What the task requires> What you return should be every line below, word for word, and none of the images.

[App and web page records]
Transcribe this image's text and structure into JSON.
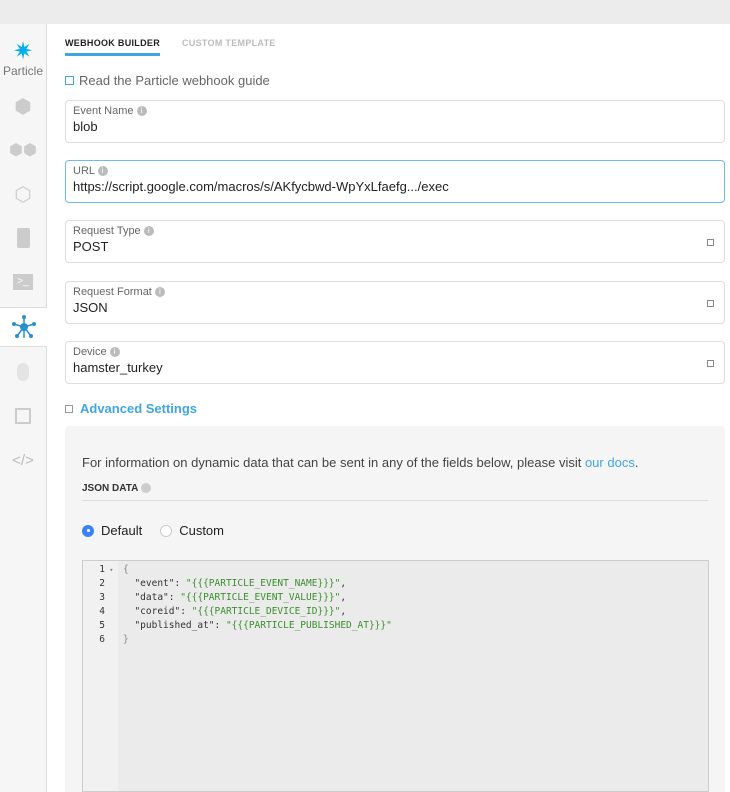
{
  "sidebar": {
    "logo_text": "Particle",
    "items": [
      "devices",
      "products",
      "mesh",
      "sim-cards",
      "console",
      "integrations",
      "authentication",
      "events",
      "ide"
    ]
  },
  "tabs": [
    {
      "label": "WEBHOOK BUILDER",
      "active": true
    },
    {
      "label": "CUSTOM TEMPLATE",
      "active": false
    }
  ],
  "guide_link": "Read the Particle webhook guide",
  "fields": [
    {
      "label": "Event Name",
      "value": "blob"
    },
    {
      "label": "URL",
      "value": "https://script.google.com/macros/s/AKfycbwd-WpYxLfaefg.../exec"
    },
    {
      "label": "Request Type",
      "value": "POST"
    },
    {
      "label": "Request Format",
      "value": "JSON"
    },
    {
      "label": "Device",
      "value": "hamster_turkey"
    }
  ],
  "advanced": {
    "label": "Advanced Settings",
    "info_text": "For information on dynamic data that can be sent in any of the fields below, please visit ",
    "docs_link": "our docs",
    "info_end": ".",
    "json_header": "JSON DATA",
    "radio_default": "Default",
    "radio_custom": "Custom",
    "selected": "Default"
  },
  "editor": {
    "lines": [
      {
        "n": "1",
        "code": "{"
      },
      {
        "n": "2",
        "key": "  \"event\": ",
        "val": "\"{{{PARTICLE_EVENT_NAME}}}\"",
        "end": ","
      },
      {
        "n": "3",
        "key": "  \"data\": ",
        "val": "\"{{{PARTICLE_EVENT_VALUE}}}\"",
        "end": ","
      },
      {
        "n": "4",
        "key": "  \"coreid\": ",
        "val": "\"{{{PARTICLE_DEVICE_ID}}}\"",
        "end": ","
      },
      {
        "n": "5",
        "key": "  \"published_at\": ",
        "val": "\"{{{PARTICLE_PUBLISHED_AT}}}\"",
        "end": ""
      },
      {
        "n": "6",
        "code": "}"
      }
    ]
  }
}
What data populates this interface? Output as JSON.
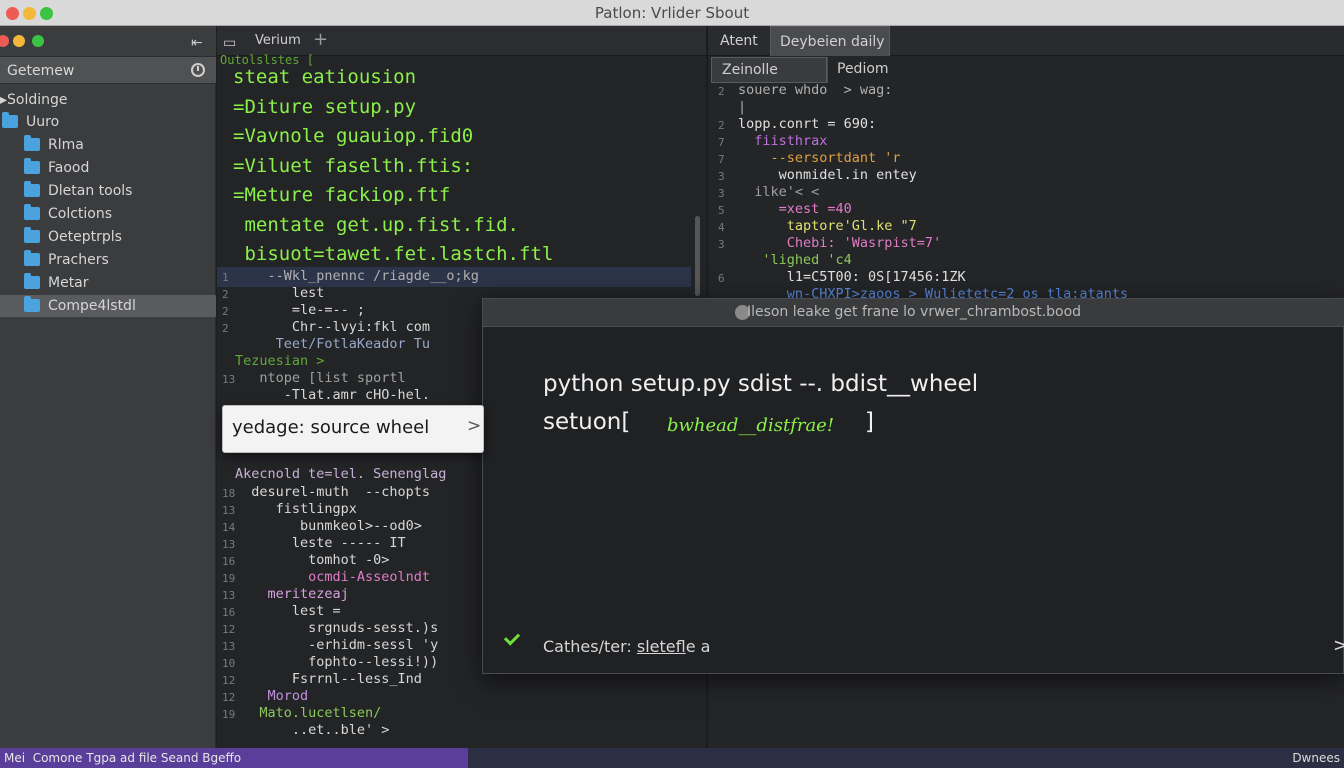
{
  "window": {
    "title": "Patlon: Vrlider Sbout"
  },
  "colors": {
    "accent_green": "#8cf04a",
    "folder_blue": "#4aa3df",
    "status_purple": "#5a3f9a"
  },
  "sidebar": {
    "header": "Getemew",
    "root": "Soldinge",
    "items": [
      {
        "label": "Uuro",
        "icon": "folder-icon",
        "selected": false
      },
      {
        "label": "Rlma",
        "icon": "folder-icon",
        "selected": false
      },
      {
        "label": "Faood",
        "icon": "folder-icon",
        "selected": false
      },
      {
        "label": "Dletan tools",
        "icon": "folder-icon",
        "selected": false
      },
      {
        "label": "Colctions",
        "icon": "folder-icon",
        "selected": false
      },
      {
        "label": "Oeteptrpls",
        "icon": "folder-icon",
        "selected": false
      },
      {
        "label": "Prachers",
        "icon": "folder-icon",
        "selected": false
      },
      {
        "label": "Metar",
        "icon": "folder-icon",
        "selected": false
      },
      {
        "label": "Compe4lstdl",
        "icon": "folder-icon",
        "selected": true
      }
    ]
  },
  "editor": {
    "tab_label": "Verium",
    "header_small": "Outolslstes [",
    "big_lines": [
      "steat eatiousion",
      "=Diture setup.py",
      "=Vavnole guauiop.fid0",
      "=Viluet faselth.ftis:",
      "=Meture fackiop.ftf",
      " mentate get.up.fist.fid.",
      " bisuot=tawet.fet.lastch.ftl"
    ],
    "code_lines": [
      {
        "num": "1",
        "text": "    --Wkl_pnennc /riagde__o;kg"
      },
      {
        "num": "2",
        "text": "       lest"
      },
      {
        "num": "2",
        "text": "       =le-=-- ;"
      },
      {
        "num": "2",
        "text": "       Chr--lvyi:fkl com"
      },
      {
        "num": "",
        "text": "     Teet/FotlaKeador Tu"
      },
      {
        "num": "",
        "text": "Tezuesian >"
      },
      {
        "num": "13",
        "text": "   ntope [list sportl"
      },
      {
        "num": "",
        "text": "      -Tlat.amr cHO-hel."
      },
      {
        "num": "",
        "text": "Akecnold te=lel. Senenglag"
      },
      {
        "num": "18",
        "text": "  desurel-muth  --chopts"
      },
      {
        "num": "13",
        "text": "     fistlingpx"
      },
      {
        "num": "14",
        "text": "        bunmkeol>--od0>"
      },
      {
        "num": "13",
        "text": "       leste ----- IT"
      },
      {
        "num": "16",
        "text": "         tomhot -0>"
      },
      {
        "num": "19",
        "text": "         ocmdi-Asseolndt"
      },
      {
        "num": "13",
        "text": "    meritezeaj"
      },
      {
        "num": "16",
        "text": "       lest ="
      },
      {
        "num": "12",
        "text": "         srgnuds-sesst.)s"
      },
      {
        "num": "13",
        "text": "         -erhidm-sessl 'y"
      },
      {
        "num": "10",
        "text": "         fophto--lessi!))"
      },
      {
        "num": "12",
        "text": "       Fsrrnl--less_Ind"
      },
      {
        "num": "12",
        "text": "    Morod"
      },
      {
        "num": "19",
        "text": "   Mato.lucetlsen/"
      },
      {
        "num": "",
        "text": "       ..et..ble' >"
      }
    ]
  },
  "right_pane": {
    "tabs": [
      "Atent",
      "Deybeien daily"
    ],
    "subtabs": [
      "Zeinolle",
      "Pediom"
    ],
    "code_lines": [
      {
        "num": "2",
        "text": "souere whdo  > wag:"
      },
      {
        "num": "",
        "text": "|"
      },
      {
        "num": "2",
        "text": "lopp.conrt = 690:"
      },
      {
        "num": "7",
        "text": "  fiisthrax"
      },
      {
        "num": "7",
        "text": "    --sersortdant 'r"
      },
      {
        "num": "3",
        "text": "     wonmidel.in entey"
      },
      {
        "num": "3",
        "text": "  ilke'< <"
      },
      {
        "num": "5",
        "text": "     =xest =40"
      },
      {
        "num": "4",
        "text": "      taptore'Gl.ke \"7"
      },
      {
        "num": "3",
        "text": "      Chebi: 'Wasrpist=7'"
      },
      {
        "num": "",
        "text": "   'lighed 'c4  "
      },
      {
        "num": "6",
        "text": "      l1=C5T00: 0S[17456:1ZK"
      },
      {
        "num": "",
        "text": "      wn-CHXPI>zaoos > Wulietetc=2 os tla:atants"
      }
    ]
  },
  "dialog": {
    "title": "Ileson leake get frane lo vrwer_chrambost.bood",
    "command_line_1": "python setup.py sdist --. bdist__wheel",
    "command_line_2_prefix": "setuon[",
    "command_line_2_highlight": "bwhead__distfrae!",
    "command_line_2_suffix": "]",
    "status_prefix": "Cathes/ter:",
    "status_link": "sletef",
    "status_suffix": "le a",
    "chevron": ">"
  },
  "tooltip": {
    "text": "yedage:  source wheel",
    "chevron": ">"
  },
  "statusbar": {
    "left": "Mei  Comone Tgpa ad file Seand Bgeffo",
    "right": "Dwnees"
  }
}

Result of this exercise>
Transcribe this image's text and structure into JSON.
{
  "sidebar": {
    "logo_text": "Particle",
    "items": [
      "devices",
      "products",
      "mesh",
      "sim-cards",
      "console",
      "integrations",
      "authentication",
      "events",
      "ide"
    ]
  },
  "tabs": [
    {
      "label": "WEBHOOK BUILDER",
      "active": true
    },
    {
      "label": "CUSTOM TEMPLATE",
      "active": false
    }
  ],
  "guide_link": "Read the Particle webhook guide",
  "fields": [
    {
      "label": "Event Name",
      "value": "blob"
    },
    {
      "label": "URL",
      "value": "https://script.google.com/macros/s/AKfycbwd-WpYxLfaefg.../exec"
    },
    {
      "label": "Request Type",
      "value": "POST"
    },
    {
      "label": "Request Format",
      "value": "JSON"
    },
    {
      "label": "Device",
      "value": "hamster_turkey"
    }
  ],
  "advanced": {
    "label": "Advanced Settings",
    "info_text": "For information on dynamic data that can be sent in any of the fields below, please visit ",
    "docs_link": "our docs",
    "info_end": ".",
    "json_header": "JSON DATA",
    "radio_default": "Default",
    "radio_custom": "Custom",
    "selected": "Default"
  },
  "editor": {
    "lines": [
      {
        "n": "1",
        "code": "{"
      },
      {
        "n": "2",
        "key": "  \"event\": ",
        "val": "\"{{{PARTICLE_EVENT_NAME}}}\"",
        "end": ","
      },
      {
        "n": "3",
        "key": "  \"data\": ",
        "val": "\"{{{PARTICLE_EVENT_VALUE}}}\"",
        "end": ","
      },
      {
        "n": "4",
        "key": "  \"coreid\": ",
        "val": "\"{{{PARTICLE_DEVICE_ID}}}\"",
        "end": ","
      },
      {
        "n": "5",
        "key": "  \"published_at\": ",
        "val": "\"{{{PARTICLE_PUBLISHED_AT}}}\"",
        "end": ""
      },
      {
        "n": "6",
        "code": "}"
      }
    ]
  }
}
What data populates this interface? Output as JSON.
{
  "window": {
    "title": "Patlon: Vrlider Sbout"
  },
  "colors": {
    "accent_green": "#8cf04a",
    "folder_blue": "#4aa3df",
    "status_purple": "#5a3f9a"
  },
  "sidebar": {
    "header": "Getemew",
    "root": "Soldinge",
    "items": [
      {
        "label": "Uuro",
        "icon": "folder-icon",
        "selected": false
      },
      {
        "label": "Rlma",
        "icon": "folder-icon",
        "selected": false
      },
      {
        "label": "Faood",
        "icon": "folder-icon",
        "selected": false
      },
      {
        "label": "Dletan tools",
        "icon": "folder-icon",
        "selected": false
      },
      {
        "label": "Colctions",
        "icon": "folder-icon",
        "selected": false
      },
      {
        "label": "Oeteptrpls",
        "icon": "folder-icon",
        "selected": false
      },
      {
        "label": "Prachers",
        "icon": "folder-icon",
        "selected": false
      },
      {
        "label": "Metar",
        "icon": "folder-icon",
        "selected": false
      },
      {
        "label": "Compe4lstdl",
        "icon": "folder-icon",
        "selected": true
      }
    ]
  },
  "editor": {
    "tab_label": "Verium",
    "header_small": "Outolslstes [",
    "big_lines": [
      "steat eatiousion",
      "=Diture setup.py",
      "=Vavnole guauiop.fid0",
      "=Viluet faselth.ftis:",
      "=Meture fackiop.ftf",
      " mentate get.up.fist.fid.",
      " bisuot=tawet.fet.lastch.ftl"
    ],
    "code_lines": [
      {
        "num": "1",
        "text": "    --Wkl_pnennc /riagde__o;kg"
      },
      {
        "num": "2",
        "text": "       lest"
      },
      {
        "num": "2",
        "text": "       =le-=-- ;"
      },
      {
        "num": "2",
        "text": "       Chr--lvyi:fkl com"
      },
      {
        "num": "",
        "text": "     Teet/FotlaKeador Tu"
      },
      {
        "num": "",
        "text": "Tezuesian >"
      },
      {
        "num": "13",
        "text": "   ntope [list sportl"
      },
      {
        "num": "",
        "text": "      -Tlat.amr cHO-hel."
      },
      {
        "num": "",
        "text": "Akecnold te=lel. Senenglag"
      },
      {
        "num": "18",
        "text": "  desurel-muth  --chopts"
      },
      {
        "num": "13",
        "text": "     fistlingpx"
      },
      {
        "num": "14",
        "text": "        bunmkeol>--od0>"
      },
      {
        "num": "13",
        "text": "       leste ----- IT"
      },
      {
        "num": "16",
        "text": "         tomhot -0>"
      },
      {
        "num": "19",
        "text": "         ocmdi-Asseolndt"
      },
      {
        "num": "13",
        "text": "    meritezeaj"
      },
      {
        "num": "16",
        "text": "       lest ="
      },
      {
        "num": "12",
        "text": "         srgnuds-sesst.)s"
      },
      {
        "num": "13",
        "text": "         -erhidm-sessl 'y"
      },
      {
        "num": "10",
        "text": "         fophto--lessi!))"
      },
      {
        "num": "12",
        "text": "       Fsrrnl--less_Ind"
      },
      {
        "num": "12",
        "text": "    Morod"
      },
      {
        "num": "19",
        "text": "   Mato.lucetlsen/"
      },
      {
        "num": "",
        "text": "       ..et..ble' >"
      }
    ]
  },
  "right_pane": {
    "tabs": [
      "Atent",
      "Deybeien daily"
    ],
    "subtabs": [
      "Zeinolle",
      "Pediom"
    ],
    "code_lines": [
      {
        "num": "2",
        "text": "souere whdo  > wag:"
      },
      {
        "num": "",
        "text": "|"
      },
      {
        "num": "2",
        "text": "lopp.conrt = 690:"
      },
      {
        "num": "7",
        "text": "  fiisthrax"
      },
      {
        "num": "7",
        "text": "    --sersortdant 'r"
      },
      {
        "num": "3",
        "text": "     wonmidel.in entey"
      },
      {
        "num": "3",
        "text": "  ilke'< <"
      },
      {
        "num": "5",
        "text": "     =xest =40"
      },
      {
        "num": "4",
        "text": "      taptore'Gl.ke \"7"
      },
      {
        "num": "3",
        "text": "      Chebi: 'Wasrpist=7'"
      },
      {
        "num": "",
        "text": "   'lighed 'c4  "
      },
      {
        "num": "6",
        "text": "      l1=C5T00: 0S[17456:1ZK"
      },
      {
        "num": "",
        "text": "      wn-CHXPI>zaoos > Wulietetc=2 os tla:atants"
      }
    ]
  },
  "dialog": {
    "title": "Ileson leake get frane lo vrwer_chrambost.bood",
    "command_line_1": "python setup.py sdist --. bdist__wheel",
    "command_line_2_prefix": "setuon[",
    "command_line_2_highlight": "bwhead__distfrae!",
    "command_line_2_suffix": "]",
    "status_prefix": "Cathes/ter:",
    "status_link": "sletef",
    "status_suffix": "le a",
    "chevron": ">"
  },
  "tooltip": {
    "text": "yedage:  source wheel",
    "chevron": ">"
  },
  "statusbar": {
    "left": "Mei  Comone Tgpa ad file Seand Bgeffo",
    "right": "Dwnees"
  }
}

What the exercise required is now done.